“The focus on earnings growth will only increase in the coming quarters as the market slowdown persists,” he said.

Last week, market research agency Nielsen had lowered its CY19 growth forecast for the FMCG market, saying it would be in the region of 9-10 per cent versus 11-12 per cent estimated earlier. The assessment was based on the performance of the market in Q1, which had moderated to levels of 10 per cent in terms of overall rate of growth versus 13.4 per cent and 15.7 per cent seen in the March 2019 and December 2018 quarters, respectively. 

While benign raw material prices have aided margin growth in Q1, analysts say companies may have to initiate further cost rationalisation measures in the future to support earnings growth. 

“A further tightening of back-end and front-end operations may happen, aimed at cutting flab wherever possible,” said Nitin Gupta, research analyst, SBICAP Securities.  
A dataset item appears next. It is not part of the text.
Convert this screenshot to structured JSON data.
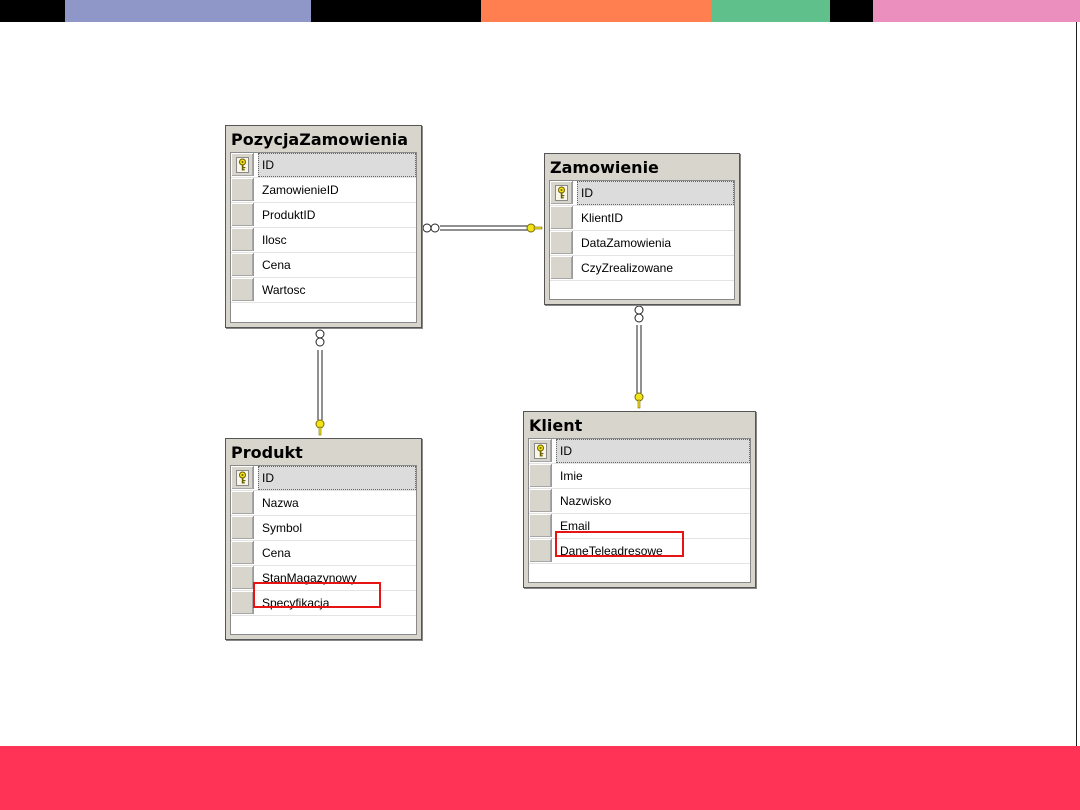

On a year on year basis, the price of crude oil has declined by 13 per cent, while the price of palm oil has reduced by 6 per cent. Both are key inputs in FMCG. On Tuesday, HUL’s Chairman and Managing Director Sanjiv Mehta said both crude and currency were important factors to monitor in the future.